(Entries from a dataset of interfaces)
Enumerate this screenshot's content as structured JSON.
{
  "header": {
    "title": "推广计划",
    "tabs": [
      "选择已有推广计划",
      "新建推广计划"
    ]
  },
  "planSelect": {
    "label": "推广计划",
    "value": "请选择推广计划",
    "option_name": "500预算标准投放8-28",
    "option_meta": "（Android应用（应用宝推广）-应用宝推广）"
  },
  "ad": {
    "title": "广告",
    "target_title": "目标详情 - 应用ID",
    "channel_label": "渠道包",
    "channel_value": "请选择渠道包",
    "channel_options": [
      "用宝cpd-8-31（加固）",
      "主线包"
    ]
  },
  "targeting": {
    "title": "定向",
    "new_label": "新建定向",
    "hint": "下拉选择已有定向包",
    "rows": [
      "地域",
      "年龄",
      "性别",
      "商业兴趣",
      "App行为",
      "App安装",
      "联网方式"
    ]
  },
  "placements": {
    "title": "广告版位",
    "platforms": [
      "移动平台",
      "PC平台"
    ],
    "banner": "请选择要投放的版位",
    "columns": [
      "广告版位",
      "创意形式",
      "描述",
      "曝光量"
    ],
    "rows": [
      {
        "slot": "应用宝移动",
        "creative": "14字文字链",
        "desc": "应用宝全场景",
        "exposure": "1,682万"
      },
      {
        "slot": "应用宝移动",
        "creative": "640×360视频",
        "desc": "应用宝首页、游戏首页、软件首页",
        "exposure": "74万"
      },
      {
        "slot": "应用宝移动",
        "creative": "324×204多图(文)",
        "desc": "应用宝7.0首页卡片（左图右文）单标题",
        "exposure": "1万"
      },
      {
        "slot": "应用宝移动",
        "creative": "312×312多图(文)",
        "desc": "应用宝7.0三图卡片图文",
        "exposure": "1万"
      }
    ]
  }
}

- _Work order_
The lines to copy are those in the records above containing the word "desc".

- _Exercise answer_
        "desc": "应用宝全场景",
        "desc": "应用宝首页、游戏首页、软件首页",
        "desc": "应用宝7.0首页卡片（左图右文）单标题",
        "desc": "应用宝7.0三图卡片图文",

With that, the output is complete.